How to complete this task: Please print the records below exactly as they are written.

Records from a data source:
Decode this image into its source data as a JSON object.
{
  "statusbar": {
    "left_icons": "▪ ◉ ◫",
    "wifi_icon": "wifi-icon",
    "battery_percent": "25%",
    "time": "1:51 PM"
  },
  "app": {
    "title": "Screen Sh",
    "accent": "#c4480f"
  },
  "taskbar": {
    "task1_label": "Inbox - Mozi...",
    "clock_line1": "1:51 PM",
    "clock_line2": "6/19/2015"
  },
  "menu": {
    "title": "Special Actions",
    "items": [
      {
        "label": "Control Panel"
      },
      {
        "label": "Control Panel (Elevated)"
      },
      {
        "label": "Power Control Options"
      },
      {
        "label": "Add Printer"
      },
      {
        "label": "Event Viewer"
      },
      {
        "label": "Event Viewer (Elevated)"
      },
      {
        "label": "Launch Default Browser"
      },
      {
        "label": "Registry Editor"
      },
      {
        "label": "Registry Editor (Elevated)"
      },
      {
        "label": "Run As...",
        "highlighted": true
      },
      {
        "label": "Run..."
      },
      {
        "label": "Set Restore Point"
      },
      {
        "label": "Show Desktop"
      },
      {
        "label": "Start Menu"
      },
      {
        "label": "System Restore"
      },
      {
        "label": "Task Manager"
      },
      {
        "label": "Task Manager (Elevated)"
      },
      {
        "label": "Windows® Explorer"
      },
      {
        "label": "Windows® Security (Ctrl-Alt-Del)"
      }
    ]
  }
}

Completed exercise:
Decode this image into its source data as a JSON object.
{
  "statusbar": {
    "left_icons": "▪ ◉ ◫",
    "wifi_icon": "wifi-icon",
    "battery_percent": "25%",
    "time": "1:51 PM"
  },
  "app": {
    "title": "Screen Sh",
    "accent": "#c4480f"
  },
  "taskbar": {
    "task1_label": "Inbox - Mozi...",
    "clock_line1": "1:51 PM",
    "clock_line2": "6/19/2015"
  },
  "menu": {
    "title": "Special Actions",
    "items": [
      {
        "label": "Control Panel"
      },
      {
        "label": "Control Panel (Elevated)"
      },
      {
        "label": "Power Control Options"
      },
      {
        "label": "Add Printer"
      },
      {
        "label": "Event Viewer"
      },
      {
        "label": "Event Viewer (Elevated)"
      },
      {
        "label": "Launch Default Browser"
      },
      {
        "label": "Registry Editor"
      },
      {
        "label": "Registry Editor (Elevated)"
      },
      {
        "label": "Run As...",
        "highlighted": true
      },
      {
        "label": "Run..."
      },
      {
        "label": "Set Restore Point"
      },
      {
        "label": "Show Desktop"
      },
      {
        "label": "Start Menu"
      },
      {
        "label": "System Restore"
      },
      {
        "label": "Task Manager"
      },
      {
        "label": "Task Manager (Elevated)"
      },
      {
        "label": "Windows® Explorer"
      },
      {
        "label": "Windows® Security (Ctrl-Alt-Del)"
      }
    ]
  }
}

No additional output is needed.